- Java Unit Testing
- A Simple Unit Test
- Assert Methods
- Testing for Exceptions
- Stub, Mock and Proxy Testing
- Subclass Mock Objects
- Mock Testing isn't Always Enough
- IO Testing
- Servlet Unit Testing
- Unit Testing with Dependency Injection Containers
- Database Unit Testing - Rollback Transactions
- Database Unit Testing - CRUD Testing
- Database Unit Testing - Test Data Creation
- Running Unit Tests With Ant
- Running Unit Tests With Maven
- Running Unit Tests Inside IntelliJ IDEA
- Code Coverage
- Design for Testability
- Test First Development
Mock Testing isn't Always Enough
There is no doubt that unit testing with stubs and mock objects is useful. In several situations mock testing is easier than testing with the real collaborators of a class. But there are situations where mock object testing isn't enough.
When Mocks aren't Enough
There are cases where a unit depends on more than the interface of its collaborator. Situations where a mock object cannot precisely imitate the real implementation. One such case is classes that use JDBC. DAO classes for instance. When testing a DAO you may use a mock java.sql.Connection and java.sql.ResultSet object with the DAO to check that the DAO makes the correct JDBC calls. It is not visible from the value returned by the DAO if it remembered to call ResultSet.close() and Connection.close() before returning.
The problem with JDBC is that the behaviour of the methods in the JDBC interfaces isn't always 100% clearly defined. This results in slight variations of behaviour between JDBC drivers. Even for interface behaviour that is unambiguously defined the driver implementor may not follow the specification. Some JDBC methods may not even be implemented in the driver.
The above situation was exactly the case for the GenericDao class in Mr. Persister. The method executeUpdate(String sql, Object parameters) should throw an exception if the number of parameters (the ? -characters) in the sql string is not the same as the number of parameters in the parameters array. Ideally the JDBC driver would detect that when calling the PreparedStatement.executeUpdate() method. If we were to mock the PreparedStatement used by the GenericDao, this is most likely what the mock would do - throw an SQLException. Unfortunately the HSQLDB driver doesn't do that. Instead it just returns an empty ResultSet. Not very intuitive when debugging, that missing prepared statement parameters results in an empty ResultSet. One would think that there was something wrong with the sql. Therefore we decided to compare the PreparedStatement.getParameterMetaData().getParameterCount() with parameters.length before calling PreparedStatement.executeUpdate(). If the numbers were not equal the Mr. Persister API would throw an exception. This works with the HSQLDB driver, but the MySQL driver haven't implemented the PreparedStatement.getParameterMetaData() method. Instead it throws an exception. So the HSQLDB driver didn't work with the first solution, and the MySQL driver didn't work with the second.

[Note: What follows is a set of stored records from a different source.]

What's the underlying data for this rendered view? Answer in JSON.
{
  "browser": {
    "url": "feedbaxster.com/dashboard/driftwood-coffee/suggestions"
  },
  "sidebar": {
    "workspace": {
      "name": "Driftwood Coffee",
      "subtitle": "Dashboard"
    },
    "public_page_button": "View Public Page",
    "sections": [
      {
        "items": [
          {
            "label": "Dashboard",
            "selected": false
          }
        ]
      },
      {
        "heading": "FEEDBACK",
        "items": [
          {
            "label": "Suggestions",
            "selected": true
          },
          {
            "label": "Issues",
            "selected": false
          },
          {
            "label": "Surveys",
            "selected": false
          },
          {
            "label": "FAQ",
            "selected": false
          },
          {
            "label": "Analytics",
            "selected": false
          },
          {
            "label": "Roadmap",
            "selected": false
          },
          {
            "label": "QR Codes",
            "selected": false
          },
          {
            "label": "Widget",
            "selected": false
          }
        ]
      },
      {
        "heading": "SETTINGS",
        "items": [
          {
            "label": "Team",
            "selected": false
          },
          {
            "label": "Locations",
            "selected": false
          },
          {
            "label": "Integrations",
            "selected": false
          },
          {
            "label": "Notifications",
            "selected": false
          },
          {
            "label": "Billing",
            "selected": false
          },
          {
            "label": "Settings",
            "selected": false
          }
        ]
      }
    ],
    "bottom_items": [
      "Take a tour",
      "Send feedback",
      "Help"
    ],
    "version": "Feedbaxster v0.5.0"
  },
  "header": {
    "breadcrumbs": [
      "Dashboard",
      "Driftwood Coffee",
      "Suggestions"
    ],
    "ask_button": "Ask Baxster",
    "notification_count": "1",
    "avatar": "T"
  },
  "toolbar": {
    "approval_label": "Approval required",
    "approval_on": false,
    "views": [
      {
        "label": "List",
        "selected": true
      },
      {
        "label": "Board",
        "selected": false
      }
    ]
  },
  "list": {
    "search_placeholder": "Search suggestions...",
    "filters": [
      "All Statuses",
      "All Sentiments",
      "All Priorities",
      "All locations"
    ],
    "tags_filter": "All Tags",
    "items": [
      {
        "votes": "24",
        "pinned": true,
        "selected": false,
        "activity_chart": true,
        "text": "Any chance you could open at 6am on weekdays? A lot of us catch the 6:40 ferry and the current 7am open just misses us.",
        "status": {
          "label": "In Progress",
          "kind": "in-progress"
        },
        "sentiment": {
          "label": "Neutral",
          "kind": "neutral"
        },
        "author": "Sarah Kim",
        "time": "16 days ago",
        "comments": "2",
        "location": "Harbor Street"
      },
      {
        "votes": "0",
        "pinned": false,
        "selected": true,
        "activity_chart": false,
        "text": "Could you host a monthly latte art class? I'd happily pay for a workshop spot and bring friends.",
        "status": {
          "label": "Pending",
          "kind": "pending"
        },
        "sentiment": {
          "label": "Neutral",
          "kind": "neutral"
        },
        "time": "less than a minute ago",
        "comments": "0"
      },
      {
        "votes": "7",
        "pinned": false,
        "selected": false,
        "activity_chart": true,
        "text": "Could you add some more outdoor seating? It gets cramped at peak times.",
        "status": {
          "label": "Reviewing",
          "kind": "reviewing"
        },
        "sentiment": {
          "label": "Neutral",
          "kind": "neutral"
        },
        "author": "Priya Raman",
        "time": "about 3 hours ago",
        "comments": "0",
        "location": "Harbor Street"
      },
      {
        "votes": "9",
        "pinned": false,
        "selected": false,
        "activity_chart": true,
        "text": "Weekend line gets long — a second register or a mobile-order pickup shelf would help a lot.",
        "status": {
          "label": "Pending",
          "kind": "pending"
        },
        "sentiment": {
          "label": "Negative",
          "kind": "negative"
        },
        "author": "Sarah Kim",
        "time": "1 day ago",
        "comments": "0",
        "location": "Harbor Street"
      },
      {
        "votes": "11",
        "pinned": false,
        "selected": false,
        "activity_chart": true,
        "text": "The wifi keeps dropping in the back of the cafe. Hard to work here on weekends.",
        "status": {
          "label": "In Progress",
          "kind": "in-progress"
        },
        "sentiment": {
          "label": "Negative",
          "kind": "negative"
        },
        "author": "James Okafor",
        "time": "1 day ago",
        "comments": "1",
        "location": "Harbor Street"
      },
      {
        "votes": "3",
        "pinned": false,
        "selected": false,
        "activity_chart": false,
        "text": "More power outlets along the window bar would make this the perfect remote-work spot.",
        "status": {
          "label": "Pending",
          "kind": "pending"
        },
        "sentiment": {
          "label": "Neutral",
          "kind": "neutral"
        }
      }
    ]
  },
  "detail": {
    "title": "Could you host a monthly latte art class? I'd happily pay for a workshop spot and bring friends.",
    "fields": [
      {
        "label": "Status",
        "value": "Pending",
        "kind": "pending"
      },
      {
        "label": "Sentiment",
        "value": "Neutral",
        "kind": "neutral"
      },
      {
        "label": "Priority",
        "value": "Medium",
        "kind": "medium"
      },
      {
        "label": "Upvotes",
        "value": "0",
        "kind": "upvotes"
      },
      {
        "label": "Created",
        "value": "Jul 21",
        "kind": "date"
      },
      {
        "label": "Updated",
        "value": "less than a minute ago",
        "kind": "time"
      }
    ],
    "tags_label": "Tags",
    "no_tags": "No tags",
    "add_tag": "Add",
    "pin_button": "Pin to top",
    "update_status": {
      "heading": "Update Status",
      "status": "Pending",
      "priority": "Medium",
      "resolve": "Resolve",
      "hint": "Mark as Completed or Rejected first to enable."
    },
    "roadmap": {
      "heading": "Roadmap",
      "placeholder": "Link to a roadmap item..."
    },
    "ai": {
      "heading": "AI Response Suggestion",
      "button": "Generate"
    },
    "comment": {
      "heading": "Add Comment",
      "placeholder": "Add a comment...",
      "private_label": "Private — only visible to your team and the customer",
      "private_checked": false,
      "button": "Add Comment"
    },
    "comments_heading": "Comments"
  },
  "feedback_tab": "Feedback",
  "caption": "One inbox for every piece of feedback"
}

Fortunately the MySQL driver does throw an exception if the ?-signs and the parameters set doesn't match when calling PreparedStatement.executeUpdate(). The solution, or workaround rather, was to check if the driver used is the MySQL driver. If it is, no parameter count check is made. If it is not the MySQL driver, a parameter count check is performed. Not an ideal situation but reality is far from always ideal.
The point of this story is: The issues with the differing implementations of the JDBC driver for the two databases, could not have been caught with ordinary mock object testing. A naive mock object would behave according to the JDBC specification. JDBC is probably not the only case where interface implementations may have unspecified behaviour or side effects that a naive mock object wouldn't have caught. So, sometimes you need to test your units with the real collaborator and not just a mock.
My dynamic mock object testing API, Butterfly Testing Tools is able to make assertions about what methods were called on real collaborators. Instead of creating a mock for a collaborator interface, you can create a proxy for a real collaborator instance. The proxy has an associated mock object that can check what methods were called on the proxy. That way you can use the real collaborator proxy as a mock as well as the real collaborator. You can also stub return values on the proxy, thus making the proxy behave like a stupid stub. You can switch between stubbed return values and real collaborator calls (+ return values) on the fly.